Ratik Asokan

  • Complex Messiah

    Heinrich von Kleist died by his own hand at the age of thirty-four. For a man whose life was plagued by failure, his suicide was a remarkable success. On November 20, 1811, two months after turning his eighth play over to the Prussian censors, Kleist and his friend Henriette Vogel retired to an inn outside Berlin, where for one night and one day they sang and prayed, composed final letters, and downed bottles of rum and wine (as well as, the London Times later reported, sixteen cups of coffee) before making their way to the banks of the Kleiner Wannsee. In these idyllic surroundings, as per

  • Borderline Cases

    “I’d been here three days already, and was tired of selling newspapers . . . and so yesterday I took the plunge.” This is Roberto, a Dominican migrant in Mexico, and he’s not speaking metaphorically. Roberto plunged into the Rio Grande (out of hope? boredom?). He even made it across. But he saw police lights at the US border, reports Óscar Martínez in The Beast (2013), his chronicle of Mexico’s migrant trail. So Roberto jumped back in the river. “I was too tired then and I almost drowned.” If his survival seems remarkable, his trip itself is not. Every year, per the Center for Border Studies

  • culture May 27, 2016

    God Is Round by Juan Villoro

    In “The Cartridge Family,” an old Simpsons episode, there’s a joke about the seeming impossibility of soccer ever becoming popular in the US. We are at an American soccer stadium, and a foreign commentator is off his seat, announcing the match with near-manic enthusiasm. All you see on the field, however, are three players drably passing the ball back and forth at the halfway line. The contrast was meant to evoke the average American’s bewilderment at this “new” sport (of course, many European teams date back to the nineteenth century). But it also touched on a deeper and more widely held

  • culture March 21, 2016

    Something Will Happen, You’ll See by Christos Ikonomou

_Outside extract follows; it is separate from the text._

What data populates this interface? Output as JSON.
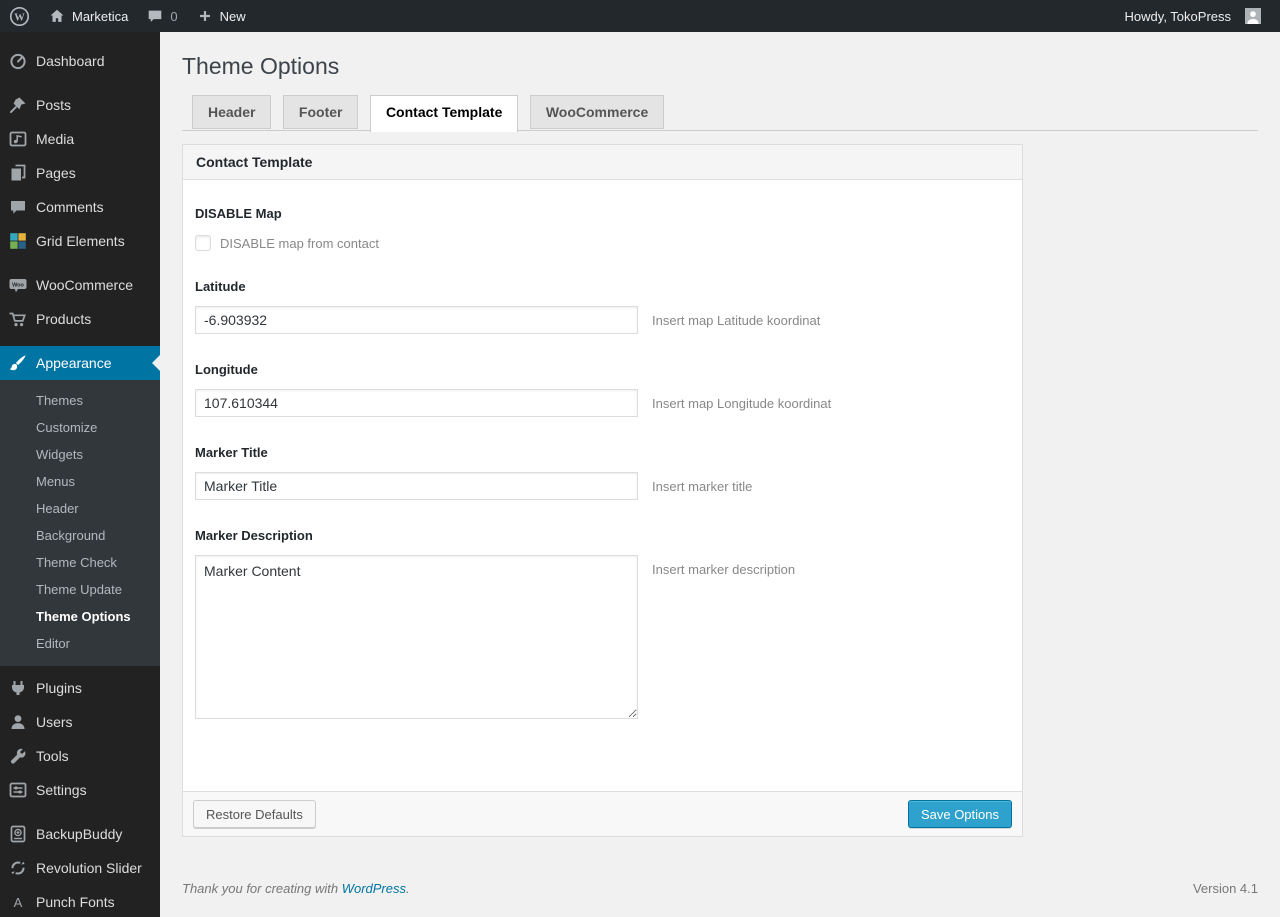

    In “Go Out and Burn Them,” one of the standout stories in Greek writer Christos Ikonomou’s Something Will Happen, You’ll See, a bereaved widower is found climbing into a public trash bin. “Any man who lets his wife die like that,” he tells the passerby who stops him, “deserves to go out with the trash. They can pick me up and recycle me, maybe I’ll come out a more useful man.” It’s a striking expression of guilt, but also a rather absurd one—there was nothing that the widower, Sofronis babra-Tasos, could have done to save his wife. She had a form of cancer that no doctor in Greece could treat.